::: Provided material :::

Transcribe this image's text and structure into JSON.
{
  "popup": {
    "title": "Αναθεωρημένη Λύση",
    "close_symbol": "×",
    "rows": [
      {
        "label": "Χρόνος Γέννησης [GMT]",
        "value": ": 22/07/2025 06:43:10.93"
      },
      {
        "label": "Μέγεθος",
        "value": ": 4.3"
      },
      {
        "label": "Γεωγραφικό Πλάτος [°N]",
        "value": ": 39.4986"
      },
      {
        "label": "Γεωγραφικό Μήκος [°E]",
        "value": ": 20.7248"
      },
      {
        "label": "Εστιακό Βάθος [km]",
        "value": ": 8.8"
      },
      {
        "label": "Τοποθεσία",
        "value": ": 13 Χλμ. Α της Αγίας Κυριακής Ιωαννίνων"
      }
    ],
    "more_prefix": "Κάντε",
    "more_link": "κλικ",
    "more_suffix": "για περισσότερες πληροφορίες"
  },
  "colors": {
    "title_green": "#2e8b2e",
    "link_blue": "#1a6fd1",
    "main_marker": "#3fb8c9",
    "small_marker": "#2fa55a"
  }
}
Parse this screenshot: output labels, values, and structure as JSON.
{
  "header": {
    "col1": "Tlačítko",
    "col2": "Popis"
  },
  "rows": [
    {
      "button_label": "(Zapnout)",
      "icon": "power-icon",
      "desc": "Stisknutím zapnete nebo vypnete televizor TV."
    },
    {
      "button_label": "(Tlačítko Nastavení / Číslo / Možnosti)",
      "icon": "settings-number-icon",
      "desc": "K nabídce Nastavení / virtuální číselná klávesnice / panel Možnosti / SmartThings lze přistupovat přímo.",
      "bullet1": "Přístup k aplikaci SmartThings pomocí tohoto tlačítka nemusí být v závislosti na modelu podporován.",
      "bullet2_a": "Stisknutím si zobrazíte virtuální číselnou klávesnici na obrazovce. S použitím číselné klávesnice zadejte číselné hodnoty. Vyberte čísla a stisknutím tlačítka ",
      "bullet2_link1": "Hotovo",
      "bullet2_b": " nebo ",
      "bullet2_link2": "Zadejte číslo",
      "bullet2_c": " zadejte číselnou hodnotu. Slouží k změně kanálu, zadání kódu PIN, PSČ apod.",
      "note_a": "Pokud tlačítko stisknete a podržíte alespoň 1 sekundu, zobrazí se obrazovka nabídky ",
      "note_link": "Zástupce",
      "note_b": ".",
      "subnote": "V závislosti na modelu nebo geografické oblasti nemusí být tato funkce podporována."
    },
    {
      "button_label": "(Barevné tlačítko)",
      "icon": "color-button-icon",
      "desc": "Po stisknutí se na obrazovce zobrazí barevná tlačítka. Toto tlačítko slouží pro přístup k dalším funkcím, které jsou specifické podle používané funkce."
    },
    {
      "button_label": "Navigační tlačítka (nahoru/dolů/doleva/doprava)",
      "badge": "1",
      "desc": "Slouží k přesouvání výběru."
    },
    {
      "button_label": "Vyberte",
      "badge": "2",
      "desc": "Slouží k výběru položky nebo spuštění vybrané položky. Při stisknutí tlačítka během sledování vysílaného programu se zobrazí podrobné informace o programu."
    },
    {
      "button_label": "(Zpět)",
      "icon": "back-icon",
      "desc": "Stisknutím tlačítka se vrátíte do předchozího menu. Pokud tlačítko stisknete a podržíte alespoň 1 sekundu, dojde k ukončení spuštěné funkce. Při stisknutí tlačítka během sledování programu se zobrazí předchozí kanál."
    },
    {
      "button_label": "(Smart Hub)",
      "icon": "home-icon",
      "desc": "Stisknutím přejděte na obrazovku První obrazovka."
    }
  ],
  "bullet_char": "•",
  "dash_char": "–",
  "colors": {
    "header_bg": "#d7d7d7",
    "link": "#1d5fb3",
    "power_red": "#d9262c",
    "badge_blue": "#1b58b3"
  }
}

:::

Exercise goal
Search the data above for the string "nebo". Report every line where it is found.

Your solution
      "desc": "Stisknutím zapnete nebo vypnete televizor TV."
      "bullet2_b": " nebo ",
      "subnote": "V závislosti na modelu nebo geografické oblasti nemusí být tato funkce podporována."
      "desc": "Slouží k výběru položky nebo spuštění vybrané položky. Při stisknutí tlačítka během sledování vysílaného programu se zobrazí podrobné informace o programu."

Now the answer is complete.